Roasting or baking vegetables on a sheet pan is one of the easiest ways to prepare vegetables. The benefits include:
- Little to no dishes to clean. Use aluminum foil or parchment paper every time!
- No fancy seasonings required. A drizzle of olive oil and a sprinkle of salt and pepper is all you need.
- No babysitting or active cooking. Put the pan in an oven and set the timer. If you’re not sure how long to roast them, sticking occasionally with a fork is all that’s needed to determine their done-ness.
- Cutting and prepping can be minimal. Based on the vegetable you’re roasting, you may not even have to cut or chop it. For bigger vegetables, you can often purchase pre-cut options to make life simple.
Here are a few of my favorite options that are so easy to toss on a foiled pan to roast while I figure out what the rest of the meal is going to be!
When the bags of cut cauliflower florets in the produce section look nice and fresh, I grab a few for roasting. Rinse in a colander, toss on a baking sheet prepared with parchment paper and drizzle with oil and salt and pepper. Toss them a bit with a spatula to spread the oil around and place in a preheated oven at 400-425 degrees for roughly 30 minutes. They will start to brown on top and a fork will penetrate the stalk when done. Have a small squash lying around? Cut it in half, scoop out the seeds and make a space for it face-down on the same pan.
A few containers of mushrooms can be roasted whole as long as they’re not too big. If your mushrooms are 2 inches in diameter or larger, roughly chop them into quarters prior to roasting. Most importantly, buy containers that don’t have a huge array of sizes of mushrooms for more even cooking. I’m going to sound like a broken record here, but toss them onto a baking sheet prepared with aluminum foil and drizzle with oil and salt and pepper. Toss them a bit with a spatula to spread the oil around and place in a preheated oven at 400-425 degrees for roughly 30 minutes. They will start to brown and soften. Cook to your desired doneness. With less roasting time they will be juicier, the longer you roast mushrooms, the more they will begin to dry. Mushrooms pictured include minced garlic.
Roasted Brussel Sprouts
In my opinion, roasting is the only way to eat brussel sprouts! They come out so sweet and savory. Rinse in a colander and pull/cut off any leaves or stem bottoms that are browning. If your sprouts are small enough, you may not even have to cut them in half. For most sprouts, cutting them in half is a good way to keep the cooking time down. Toss on a baking sheet prepared with aluminum foil and drizzle with oil and salt and pepper. Place in a preheated oven at 400-425 degrees for roughly 30 minutes. They will start to brown on top and a fork will penetrate easily when done. If the sprouts are sufficiently brown on top but aren’t finished roasting, flip them over to keep them from burning.
Baby Carrots, Sweet Potato, Asparagus
Following the same methods as above, there are some additional options that take little to no prep.
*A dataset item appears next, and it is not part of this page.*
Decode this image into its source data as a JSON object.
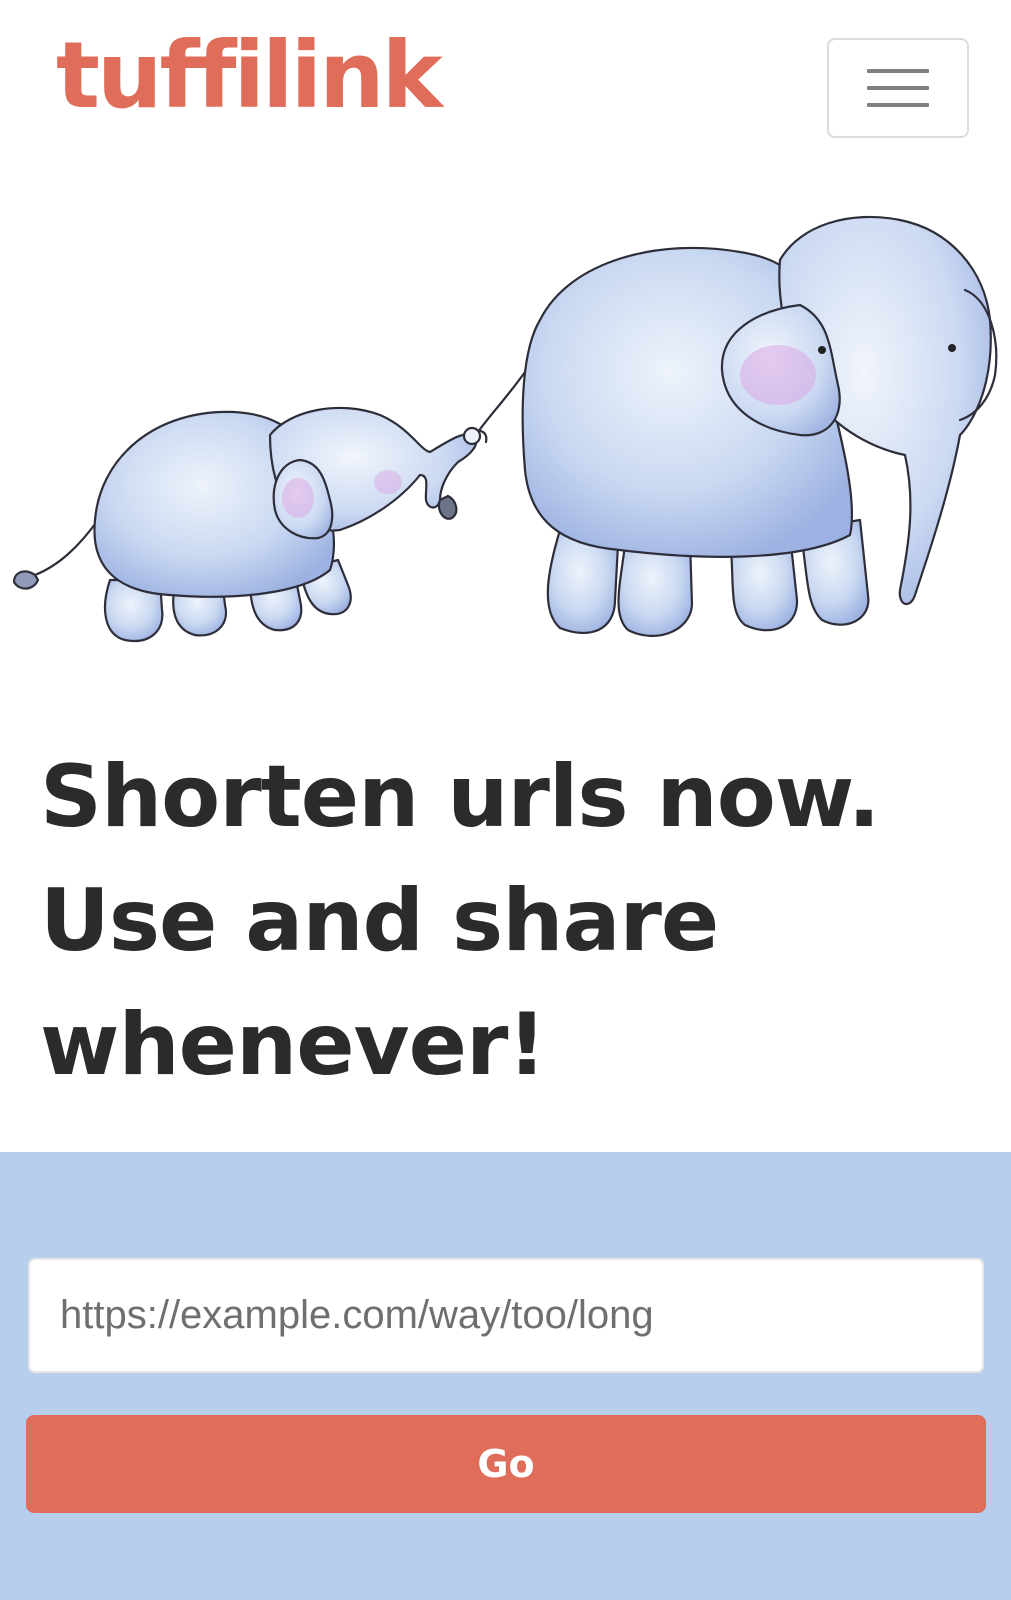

- Baby carrots are bagged up ready-to-eat. Toss them on a foiled pan with oil, salt and pepper. Roast.
- Sweet potatoes can be a pain but I often see this vegetable in pre-cut cubes which eliminates the prep. Toss them on a foiled pan with oil, salt and pepper. Roast.
- Asparagus couldn’t be easier to prep. Before removing the rubber bands, chop the bottom third off of the whole bunch. Rinse. Toss them on a foiled pan with oil, salt and pepper. Roast.
Want help discovering meal plan strategies that work for your tastebuds? Schedule a free consultation or call 651-895-0774.
Addie Kelzer is a certified personal trainer and nutrition consultant. She believes that by making fitness and good food practical, her clients will hold the power to positively change their health and the health of those closest to them.